Signatories pledged to support the role of the family as “foundational to society and as a source of health, support, and care.”
The declaration reaffirms that “all are equal before the law” and that “human rights of women are an inalienable, integral, and indivisible part of all human rights and fundamental freedoms.”
“Women and girls must enjoy equal access to quality education, economic resources, and political participation as well as equal opportunities with men and boys for employment, leadership and decision-making at all levels,” the declaration states.
In addition, the signers reaffirm the fact that “every human being has the inherent right to life” and the commitment “to enable women to go safely through pregnancy and childbirth and provide couples with the best chance of having a healthy infant.”
“In no case should abortion be promoted as a method of family planning,” the signatories agree. “Any measures or changes related to abortion within the health system can only be determined at the national or local level according to the national legislative process.”

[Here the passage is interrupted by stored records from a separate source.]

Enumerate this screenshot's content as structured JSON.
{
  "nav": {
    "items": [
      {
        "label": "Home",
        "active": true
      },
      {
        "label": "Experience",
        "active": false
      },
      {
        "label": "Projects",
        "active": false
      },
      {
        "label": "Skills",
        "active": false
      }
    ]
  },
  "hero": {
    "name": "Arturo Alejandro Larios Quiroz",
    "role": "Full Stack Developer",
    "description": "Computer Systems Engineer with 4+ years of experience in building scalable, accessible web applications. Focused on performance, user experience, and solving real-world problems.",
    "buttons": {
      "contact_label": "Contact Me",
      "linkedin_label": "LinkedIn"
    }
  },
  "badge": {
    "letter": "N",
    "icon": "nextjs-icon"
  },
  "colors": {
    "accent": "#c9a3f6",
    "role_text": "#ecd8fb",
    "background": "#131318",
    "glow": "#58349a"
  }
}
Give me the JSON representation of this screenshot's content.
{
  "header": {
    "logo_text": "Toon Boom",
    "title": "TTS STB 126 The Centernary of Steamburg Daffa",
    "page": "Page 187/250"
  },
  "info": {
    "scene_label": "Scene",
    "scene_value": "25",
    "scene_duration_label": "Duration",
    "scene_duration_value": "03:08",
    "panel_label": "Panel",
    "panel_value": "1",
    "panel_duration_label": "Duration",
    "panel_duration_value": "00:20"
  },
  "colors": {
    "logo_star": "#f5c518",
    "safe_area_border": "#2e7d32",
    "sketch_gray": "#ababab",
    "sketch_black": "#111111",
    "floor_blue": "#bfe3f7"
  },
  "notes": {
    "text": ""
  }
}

Further, they reaffirm that “the family is the natural and fundamental group unit of society and is entitled to protection by society and the State,” that “motherhood and childhood are entitled to special care and assistance,” and that “women play a critical role in the family.”
The declaration specifically excludes abortion from “sexual and reproductive health,” which the signatories say should be improved.
In addition to the sponsors, the Geneva Consensus Declaration was signed by Bahrain, Belarus, Benin, Burkina Faso, Cameroon, Democratic Republic of Congo, Republic of the Congo, Djibouti, Eswatini (formerly Swaziland), Gambia, Haiti, Iraq, Kenya, Kuwait, Libya, Nauru, Niger, Oman, Pakistan, Poland, Saudi Arabia, Senegal, South Sudan, Sudan, the United Arab Emirates, and Zambia.
“The Declaration says what pro-lifers have maintained for decades at the UN, that there is no global right to abortion and that abortion cannot be imposed by the UN because abortion is a matter of national sovereignty,” Austin Ruse, president of the Center for Family and Human Rights at the U.N., said in a statement. “The Declaration also repeats language from the Universal Declaration of Human Rights that the family is the natural and fundamental group unit of society and is entitled to protection by society and the state.“
During the signing ceremony, U.S. Secretary of State Michael R. Pompeo commented, “We in America believe that every child — born and unborn — is a sacred gift from God.” He also said the State Department will fully apply the law prohibiting the use of U.S. funds to lobby on abortion.
Minister for the Family of Hungary Katalin Novak, said, “In the name of gender ideology, ideological neo-colonialism, and sex education there are efforts to devalue the traditional family, the institution of marriage, the blessing of having children.”